> **WORK ORDER**
Make an exact copy of the records, with the pictures left out.
*** DATA TO PROCESS Section Begins ***
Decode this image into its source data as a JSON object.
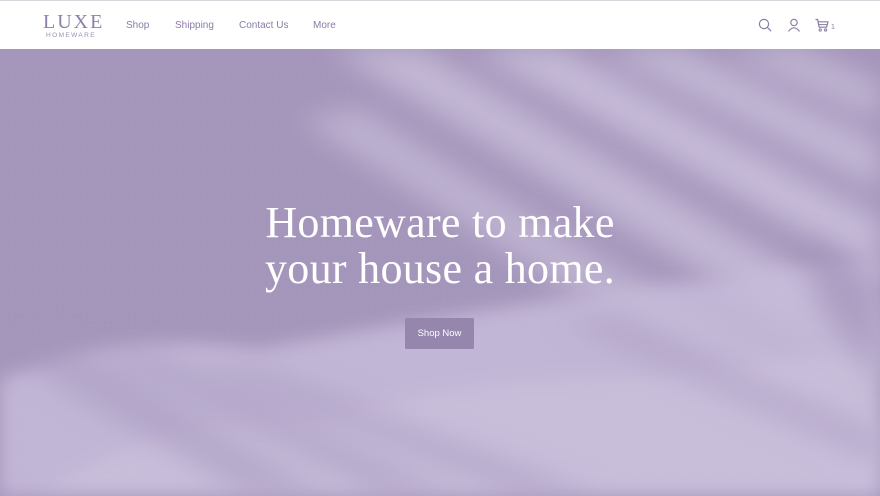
{
  "brand": {
    "name": "LUXE",
    "tagline": "HOMEWARE"
  },
  "nav": {
    "items": [
      {
        "label": "Shop"
      },
      {
        "label": "Shipping"
      },
      {
        "label": "Contact Us"
      },
      {
        "label": "More"
      }
    ]
  },
  "header_icons": {
    "search": "search-icon",
    "account": "user-icon",
    "cart": "cart-icon",
    "cart_count": "1"
  },
  "hero": {
    "headline_line1": "Homeware to make",
    "headline_line2": "your house a home.",
    "cta_label": "Shop Now"
  },
  "colors": {
    "accent": "#9486ad",
    "nav_text": "#8a7ca5",
    "hero_tint": "#b3a6c6"
  }
}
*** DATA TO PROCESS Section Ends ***
> **TASK RESULT**
Decode this image into its source data as a JSON object.
{
  "brand": {
    "name": "LUXE",
    "tagline": "HOMEWARE"
  },
  "nav": {
    "items": [
      {
        "label": "Shop"
      },
      {
        "label": "Shipping"
      },
      {
        "label": "Contact Us"
      },
      {
        "label": "More"
      }
    ]
  },
  "header_icons": {
    "search": "search-icon",
    "account": "user-icon",
    "cart": "cart-icon",
    "cart_count": "1"
  },
  "hero": {
    "headline_line1": "Homeware to make",
    "headline_line2": "your house a home.",
    "cta_label": "Shop Now"
  },
  "colors": {
    "accent": "#9486ad",
    "nav_text": "#8a7ca5",
    "hero_tint": "#b3a6c6"
  }
}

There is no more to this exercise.